During the Fall of 1999, the Aesthetics and Computation Group invited Rachel Strickland, Durrell Bishop, Ellen Lupton, and Aaron Betsky to speak at the lab as part of the 1999-2000 Colloquium Series.
Each of the posters here are about 5 inches tall and 17 inches wide (European A2 size, sliced down the middle). Click any of the images for a high-resolution version. The titles for the talks were the choice of the speaker, but the images are either from their work or my own.
Rachel Strickland from Interval Research
spoke about polylinear narratives in film, as something
to be created by the user.
The poster uses images from several of the narrative pieces in her "Portable Effects" project, in which Rachel has filmed several people talking about the objects they take with themselves every day, describing the contents of belongings such as wallets, purses and bags. Her talk outlined three environments or tools in which one might view related but discontinous pieces as bits of a narrative.
Durrell Bishop, creator of the now-famous project that
depicted an answering machine that used small marbles
as pointers for a kind of tangible messages.
He visited the lab and spoke about a number of his
recent design experiments.
The images here are Durrell's sketches for small 'tagged' objects used in his work to embody different kinds of information. His conceptual work is extremely interesting, made only more effective by his ability to build sketches (using a combination of hand-drawn images and Director) that describe the sometimes very abstract concepts that he's working on.
Ellen Lupton has written several books and is curator of contemporary
design at the Cooper-Hewitt. She spoke about typography and work
appearing the the upcoming 2000 National Design Triennial.
The image is a photograph I shot of coloring as it dispersed in water. I was after an old school engineering textbook feel.
The final talk in the series was from Aaron Betsky, who curates
Architecture, Design and Digital Projects at the SF MOMA. He came
by the lab and gave a talk under the same name as his upcoming book.

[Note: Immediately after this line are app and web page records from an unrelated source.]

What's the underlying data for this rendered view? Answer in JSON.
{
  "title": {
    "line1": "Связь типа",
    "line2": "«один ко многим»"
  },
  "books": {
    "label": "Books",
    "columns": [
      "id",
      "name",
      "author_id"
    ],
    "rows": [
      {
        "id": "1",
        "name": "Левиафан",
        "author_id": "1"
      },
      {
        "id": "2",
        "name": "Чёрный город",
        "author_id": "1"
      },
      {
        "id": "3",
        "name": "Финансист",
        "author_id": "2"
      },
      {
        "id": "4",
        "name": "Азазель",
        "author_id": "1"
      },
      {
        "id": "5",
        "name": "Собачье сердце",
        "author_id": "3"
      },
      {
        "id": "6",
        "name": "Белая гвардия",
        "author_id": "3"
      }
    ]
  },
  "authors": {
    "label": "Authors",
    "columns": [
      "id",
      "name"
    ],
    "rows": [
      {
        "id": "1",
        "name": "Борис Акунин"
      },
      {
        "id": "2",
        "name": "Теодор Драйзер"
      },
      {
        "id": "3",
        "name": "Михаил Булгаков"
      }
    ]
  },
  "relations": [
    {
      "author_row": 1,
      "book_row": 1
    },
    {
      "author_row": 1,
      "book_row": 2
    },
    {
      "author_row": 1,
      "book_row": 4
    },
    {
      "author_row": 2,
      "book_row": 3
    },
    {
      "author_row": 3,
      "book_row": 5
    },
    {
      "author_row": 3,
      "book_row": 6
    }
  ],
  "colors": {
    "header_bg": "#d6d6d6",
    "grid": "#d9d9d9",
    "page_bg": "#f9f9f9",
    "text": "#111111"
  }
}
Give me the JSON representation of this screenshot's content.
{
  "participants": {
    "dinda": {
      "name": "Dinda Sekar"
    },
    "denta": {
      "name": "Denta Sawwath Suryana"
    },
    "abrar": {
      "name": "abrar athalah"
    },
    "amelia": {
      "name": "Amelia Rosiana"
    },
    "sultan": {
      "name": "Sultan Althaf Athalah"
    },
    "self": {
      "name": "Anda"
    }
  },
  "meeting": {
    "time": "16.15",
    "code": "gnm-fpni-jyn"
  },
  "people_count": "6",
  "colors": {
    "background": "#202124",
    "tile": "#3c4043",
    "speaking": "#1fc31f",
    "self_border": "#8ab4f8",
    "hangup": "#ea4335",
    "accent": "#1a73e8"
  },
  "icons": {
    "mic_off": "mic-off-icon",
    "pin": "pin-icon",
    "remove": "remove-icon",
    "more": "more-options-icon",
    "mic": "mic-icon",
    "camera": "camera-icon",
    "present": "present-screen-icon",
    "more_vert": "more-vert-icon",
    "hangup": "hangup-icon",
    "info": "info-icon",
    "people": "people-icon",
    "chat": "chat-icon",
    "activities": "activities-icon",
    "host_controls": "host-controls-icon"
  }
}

The image is a satellite photograph of Los Angeles redone as a flame after being crumpled and placed on a scanner.
<< ben fry | fall 1999, last updated november 2003